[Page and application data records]

----------

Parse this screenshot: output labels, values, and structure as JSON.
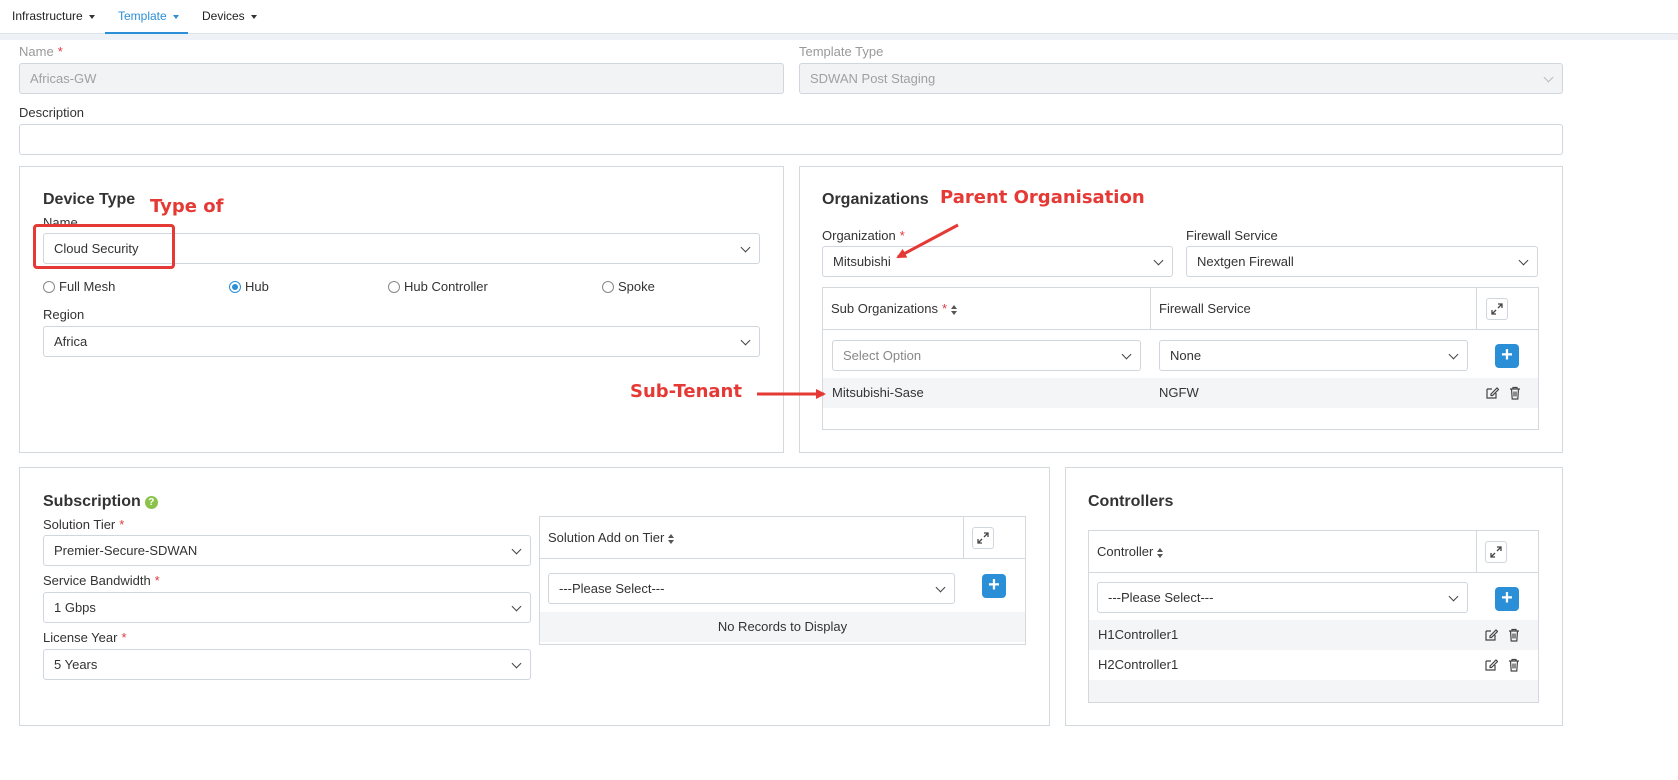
{
  "nav": {
    "tabs": [
      {
        "label": "Infrastructure"
      },
      {
        "label": "Template"
      },
      {
        "label": "Devices"
      }
    ]
  },
  "form": {
    "name_label": "Name",
    "name_value": "Africas-GW",
    "template_type_label": "Template Type",
    "template_type_value": "SDWAN Post Staging",
    "description_label": "Description",
    "description_value": ""
  },
  "device_type": {
    "title": "Device Type",
    "name_label": "Name",
    "name_value": "Cloud Security",
    "topology_options": [
      {
        "label": "Full Mesh",
        "selected": false
      },
      {
        "label": "Hub",
        "selected": true
      },
      {
        "label": "Hub Controller",
        "selected": false
      },
      {
        "label": "Spoke",
        "selected": false
      }
    ],
    "region_label": "Region",
    "region_value": "Africa"
  },
  "organizations": {
    "title": "Organizations",
    "org_label": "Organization",
    "org_value": "Mitsubishi",
    "firewall_label": "Firewall Service",
    "firewall_value": "Nextgen Firewall",
    "grid": {
      "col_sub_orgs": "Sub Organizations",
      "col_firewall": "Firewall Service",
      "select_placeholder": "Select Option",
      "firewall_select_value": "None",
      "rows": [
        {
          "sub_org": "Mitsubishi-Sase",
          "firewall": "NGFW"
        }
      ]
    }
  },
  "subscription": {
    "title": "Subscription",
    "help": "?",
    "solution_tier_label": "Solution Tier",
    "solution_tier_value": "Premier-Secure-SDWAN",
    "bandwidth_label": "Service Bandwidth",
    "bandwidth_value": "1 Gbps",
    "license_label": "License Year",
    "license_value": "5 Years",
    "addon_grid": {
      "col_addon": "Solution Add on Tier",
      "select_placeholder": "---Please Select---",
      "empty_text": "No Records to Display"
    }
  },
  "controllers": {
    "title": "Controllers",
    "grid": {
      "col_controller": "Controller",
      "select_placeholder": "---Please Select---",
      "rows": [
        {
          "name": "H1Controller1"
        },
        {
          "name": "H2Controller1"
        }
      ]
    }
  },
  "annotations": {
    "type_of": "Type of",
    "parent_org": "Parent Organisation",
    "sub_tenant": "Sub-Tenant"
  },
  "colors": {
    "accent": "#2a8fd6",
    "annotation": "#e53935",
    "required": "#e0383e",
    "help": "#8bc34a"
  }
}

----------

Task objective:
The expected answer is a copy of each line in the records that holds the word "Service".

Result of the task:
    "firewall_label": "Firewall Service",
      "col_firewall": "Firewall Service",
    "bandwidth_label": "Service Bandwidth",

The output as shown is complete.